Laeli Sukmahayani is the ATSEA-2 Gender Specialist. During the workshop, she emphasised the importance of understanding basic gender concepts. “The understanding of basic gender concepts is vital in mapping gender gaps or issues in coastal communities,” said Sukmahayani. “It is known that one of the poverty pockets is in coastal areas that are dominated by women; therefore, this knowledge can help the government plan development programs that promote gender equality for both men and women.”

The workshop featured presentations on gender mainstreaming policy and programs at the national, provincial and district levels. Helsyanita, Assistant Deputy of Gender Equality in the field of Economy at the Ministry of Women’s Empowerment and Child Protection of the Republic of Indonesia (KPPPA), presented the national perspective on gender mainstreaming policy and programs. She explained that, although there has been an increase in the Gender Development Index (GDI) from 2020-2021, women’s involvement is still far below the target of 30%.

Maimuna Tualeka, Head of the Quality of Life for Women and Families Division at the Department of PPPA Maluku province, also shared some insights from a provincial perspective: “the Gender Empowerment Index (GEI) in Maluku has remained stagnant for the past three years from 2019-2022 at 75.54%. Although there are more women represented in the Maluku government, when it comes to education and positions of authority, women lag significantly behind men”. Hendrick Haluruk, who is Head of the Social and Cultural Division at the Regional Planning and Development Agency in Aru, added that “the condition is further compounded by the very low quality of education and healthcare services”.

Presentation from Maimuna Tualeka (left), Head of the Quality of Life for Women and Families Department at P3A Maluku province and Hendrick Haluruk (right), Head of the Social and Cultural Division at the Regional Planning and Development Agency in Aru.

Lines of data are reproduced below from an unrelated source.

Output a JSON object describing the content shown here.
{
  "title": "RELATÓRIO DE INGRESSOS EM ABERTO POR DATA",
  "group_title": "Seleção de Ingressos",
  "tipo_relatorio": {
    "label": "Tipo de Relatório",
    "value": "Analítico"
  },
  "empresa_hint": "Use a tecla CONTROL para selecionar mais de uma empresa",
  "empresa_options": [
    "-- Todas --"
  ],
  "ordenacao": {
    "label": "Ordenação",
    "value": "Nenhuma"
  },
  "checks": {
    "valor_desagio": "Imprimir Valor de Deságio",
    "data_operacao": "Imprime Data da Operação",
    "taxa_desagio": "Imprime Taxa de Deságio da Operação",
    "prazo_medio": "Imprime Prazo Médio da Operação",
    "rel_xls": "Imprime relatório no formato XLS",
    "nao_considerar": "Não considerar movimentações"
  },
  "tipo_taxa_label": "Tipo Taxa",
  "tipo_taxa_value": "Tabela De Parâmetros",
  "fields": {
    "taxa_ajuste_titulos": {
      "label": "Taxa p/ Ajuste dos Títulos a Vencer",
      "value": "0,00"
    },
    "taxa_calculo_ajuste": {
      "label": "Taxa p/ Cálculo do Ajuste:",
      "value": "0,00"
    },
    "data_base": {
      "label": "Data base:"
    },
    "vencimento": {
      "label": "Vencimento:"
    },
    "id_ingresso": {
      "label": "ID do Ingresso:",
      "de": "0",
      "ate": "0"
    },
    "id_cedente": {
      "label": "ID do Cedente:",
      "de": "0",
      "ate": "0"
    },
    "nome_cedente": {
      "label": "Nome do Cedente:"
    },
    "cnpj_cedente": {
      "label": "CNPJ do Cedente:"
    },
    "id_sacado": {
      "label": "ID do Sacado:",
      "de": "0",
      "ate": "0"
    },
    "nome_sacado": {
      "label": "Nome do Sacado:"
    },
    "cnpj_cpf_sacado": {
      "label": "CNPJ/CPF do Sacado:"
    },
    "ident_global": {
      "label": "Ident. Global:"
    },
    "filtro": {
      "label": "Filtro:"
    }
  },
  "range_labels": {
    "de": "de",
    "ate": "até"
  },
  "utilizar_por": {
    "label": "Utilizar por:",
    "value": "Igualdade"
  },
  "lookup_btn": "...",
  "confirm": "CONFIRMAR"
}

During the workshop, participants engaged in several group discussions, during which they developed a schedule for men and women in coastal communities in Southeast Aru to analyse the disparities between their triple roles (productive, reproductive and community). The participants identified key areas for improvement in the Aru Archipelago to reduce the gender gap, including ensuring equal access to capacity building and facilities for both men and women fishers, preventing and managing gender-based violence and preventing child marriage. The findings were documented in a Gender Analysis Pathway (GAP) matrix.

To tackle the gender issues identified during the workshop, the participants created planning documents that accommodate women’s interests and perspectives in the fisheries sector, such as gender analysis documents, GAP and Gender Budget Statement (GBS) documents. GAP and GBS are gender-responsive documents that help government agencies consider gender equality when planning and budgeting for their programs and activities. To develop a GAP draft, nine steps need to be taken, including conducting a situation analysis, developing gender analysis questions, and monitoring and evaluating progress.

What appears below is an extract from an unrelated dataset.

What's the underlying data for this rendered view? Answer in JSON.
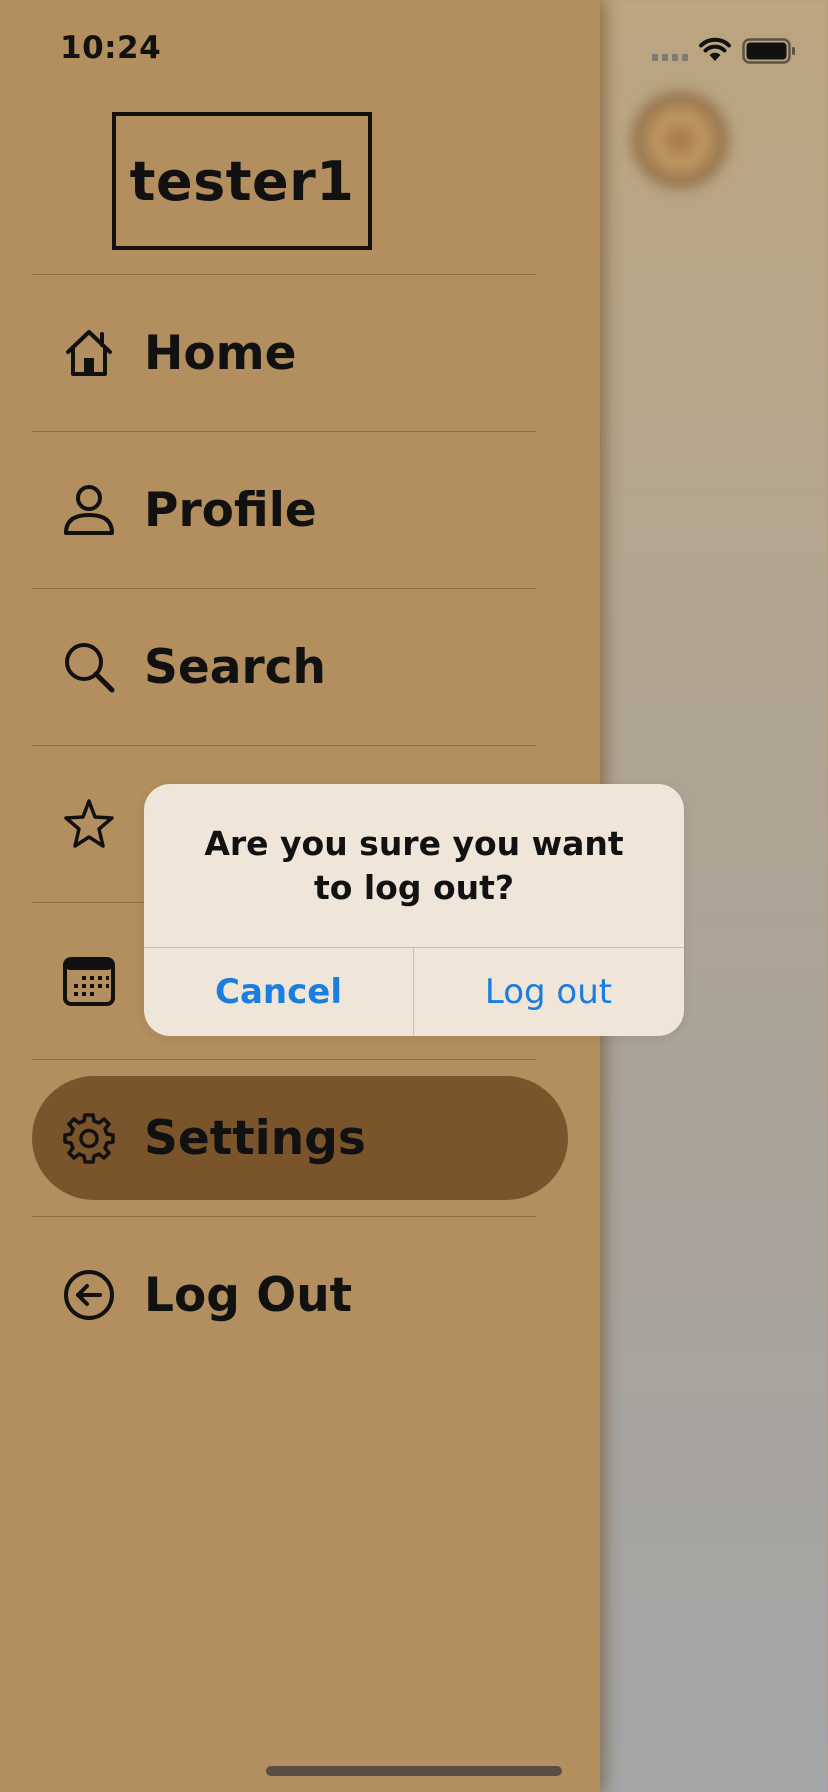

To ensure sustained progress towards gender equity in fisheries management, it is crucial for all stakeholders to work together and implement the recommendations made during the workshop. The ATSEA-2 Project and its partners are dedicated to supporting the Fisheries Department of Aru Archipelago District in integrating the GAP and GBS documents to promote gender-responsive programs and budgeting. As part of this effort, the Fisheries Department plans to implement programs that cater to the specific needs of both men and women, such as providing fishing gear and equipment that are appropriate for both genders. For instance, they are considering lighter and more compact nets for women and developing technology that is easier for women to operate. By implementing these programs, the Fisheries Department aims to promote gender-responsive practices in fisheries management, which will benefit all individuals involved in the industry, regardless of gender.

The ATSEA-2 workshop successfully raised awareness and encouraged collaboration towards reducing gender disparities. The pre-test and post-test results showed a 30% increase in participants’ understanding of gender concepts and issues. A follow-up workshop will be held in May 2023 to build on this success and continue the efforts towards gender equality in fisheries management in Southeast Aru. The workshop was a significant step towards promoting gender equity in the sustainable management of coastal resources; it provided an essential forum through which stakeholders could share their experiences and perspectives on gender issues and develop recommendations for reducing gender disparities in the fisheries sector. With sustained efforts and collaboration, we can ensure a more inclusive and equitable future for all involved in fisheries management.

By Ni Luh Putu Yulia Dewi